How much would the client and her spouse have to pay for setting up two separate households? Again from personal experience, just that portion probably costs over $10,000.
Ignoring the emotional devastation, that’s $90,000 in purely financial costs.
If you charge $200 a session (which not many therapists do), and through 10 sessions can help this couple reconnect and avoid divorcing, you just saved them $88,000, Not to mention the emotional pain.
Still think you’re charging an appropriate fee?
How about if you help a client suffering from depression avoid committing suicide?
According to the Suicide Prevention Resource Center, the average economic cost of a single suicide is over $1.3 million!
Say you charge $200 a session, and manage to avert that suicide through a year-long course of weekly therapy. Your fee total of $10,400 would be less than 1% of the economic cost of that suicide you prevented.

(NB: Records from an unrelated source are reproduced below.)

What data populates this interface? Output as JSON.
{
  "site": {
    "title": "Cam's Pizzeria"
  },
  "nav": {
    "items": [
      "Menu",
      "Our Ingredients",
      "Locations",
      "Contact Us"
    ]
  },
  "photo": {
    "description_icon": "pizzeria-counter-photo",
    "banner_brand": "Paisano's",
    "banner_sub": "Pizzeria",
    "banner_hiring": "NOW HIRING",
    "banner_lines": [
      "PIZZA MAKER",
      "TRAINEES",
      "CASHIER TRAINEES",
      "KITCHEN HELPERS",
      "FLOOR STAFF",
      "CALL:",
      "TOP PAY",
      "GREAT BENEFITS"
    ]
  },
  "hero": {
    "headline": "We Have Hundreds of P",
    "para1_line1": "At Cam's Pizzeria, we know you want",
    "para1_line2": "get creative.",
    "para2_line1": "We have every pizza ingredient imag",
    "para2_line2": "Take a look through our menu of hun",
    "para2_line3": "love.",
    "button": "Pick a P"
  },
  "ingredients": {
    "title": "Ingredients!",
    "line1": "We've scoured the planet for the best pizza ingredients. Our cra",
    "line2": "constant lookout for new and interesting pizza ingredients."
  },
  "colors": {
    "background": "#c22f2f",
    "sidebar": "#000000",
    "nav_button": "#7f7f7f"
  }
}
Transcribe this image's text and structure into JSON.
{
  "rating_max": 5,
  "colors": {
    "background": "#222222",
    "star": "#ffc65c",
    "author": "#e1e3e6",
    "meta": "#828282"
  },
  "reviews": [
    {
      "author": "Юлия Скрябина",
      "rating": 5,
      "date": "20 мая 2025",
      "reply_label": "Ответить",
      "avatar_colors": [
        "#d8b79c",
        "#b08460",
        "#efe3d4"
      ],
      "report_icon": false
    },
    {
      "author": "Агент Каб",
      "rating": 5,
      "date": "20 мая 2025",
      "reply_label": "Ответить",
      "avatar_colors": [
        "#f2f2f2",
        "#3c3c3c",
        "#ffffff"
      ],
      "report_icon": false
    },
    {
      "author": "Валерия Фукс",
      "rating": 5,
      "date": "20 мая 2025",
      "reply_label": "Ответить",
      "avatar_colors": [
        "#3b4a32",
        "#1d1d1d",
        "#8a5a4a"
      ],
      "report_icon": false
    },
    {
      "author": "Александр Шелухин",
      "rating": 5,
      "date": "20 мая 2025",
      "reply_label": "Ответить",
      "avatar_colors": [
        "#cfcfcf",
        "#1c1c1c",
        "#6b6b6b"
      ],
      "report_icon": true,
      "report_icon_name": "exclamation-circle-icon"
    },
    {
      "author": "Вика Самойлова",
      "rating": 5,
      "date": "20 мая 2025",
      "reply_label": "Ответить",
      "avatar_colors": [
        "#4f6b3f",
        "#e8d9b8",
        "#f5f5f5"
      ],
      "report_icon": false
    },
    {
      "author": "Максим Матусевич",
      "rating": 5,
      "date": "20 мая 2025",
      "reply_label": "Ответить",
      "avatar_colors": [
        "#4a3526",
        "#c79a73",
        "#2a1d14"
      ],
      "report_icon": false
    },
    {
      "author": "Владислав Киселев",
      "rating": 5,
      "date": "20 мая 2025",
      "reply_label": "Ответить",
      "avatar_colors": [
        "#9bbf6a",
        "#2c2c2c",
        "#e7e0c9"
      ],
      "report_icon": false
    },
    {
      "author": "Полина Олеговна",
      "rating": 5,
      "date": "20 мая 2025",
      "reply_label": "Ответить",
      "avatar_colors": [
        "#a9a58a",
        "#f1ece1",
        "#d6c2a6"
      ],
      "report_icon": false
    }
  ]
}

Still think your fees shouldn’t be high enough to be sustainable?
You Owe It to Your Clients to Charge a Sustainable Fee
If taking care of your family and their future means you need to earn $120,000 (a plausible amount for a middle-class family of four in Central Maryland), and you build an efficient practice where you spend just 33% of revenues on business rent, EHR, marketing, etc., you need annual revenues of $180,000.
Charging $120 per session means you need to have 1500 sessions a year. With two weeks off (vacation and/or sick time), that’s 30 weekly sessions on average! Since clients don’t always fit into your schedule like Tetris blocks, you may have some weeks of 20 sessions, requiring you to have other weeks of up to 40 sessions!
Clearly, that’s not sustainable.
If your fees are $100 a session (like the higher end of insurance reimbursement rates in many places), you might have to see an average of 36 clients a week, with some weeks as high as 48 sessions!
Can you honestly say you’re your best therapist self when you sit in the chair for that 8th session of the day, let alone any more than that? Are clients who see you after you’ve already been drained by 5 or 6 sessions earlier that day really getting what you owe them – the best therapy you’re capable of when you’re fresh?
But what if you started charging $200 (or $250) a session?
Then, you'd need to see an average of 18 weekly sessions (14 at the higher fee). With a schedule that’s so much lighter, your busiest weeks might have 20 sessions (or 16).
How much better a therapist will you be for the last client of a 4-session day than for the last one of an 8-session day?
The Bottom Line
Too many of us struggle with charging what our services are really worth. We have internal conversations with ourselves where we question why anyone would possibly be willing to pay $200 (let alone more than that) for 45-50 minutes of our time.
Our minds hand us the thought, “Who am I to charge so much for my time? ” and silly us, we believe that thought. Do you think an attorney struggles with charging $350, $500, or even $1000 an hour?!
That’s why you need to shift your paradigm and start thinking of your fees as tied to the difference you make. Your clients are not paying for your time. If you couldn’t help them resolve their pain, they wouldn’t pay you a nickel for an hour of your time! They wouldn’t even come see you if you charged nothing!
Until you’re comfortable and confident charging what you need to charge to have a sustainable practice that doesn’t burn you out, and that provides your best therapist self to each of your clients, every session you see them, you won’t be able to provide what you owe your clients.
Financial strategy is all about setting financial goals, crafting a plan to reach them, and doing what's needed to start implementing that plan in both your business and personal life, including charging the right session fees. If you'd like to learn what financial strategy can help you accomplish, email me and we'll coordinate a free, no-strings-attached phone call to explore that possibility.
This article is intended for informational purposes only, and should not be considered financial or legal advice. You should consult a relevant professional before making any major decisions.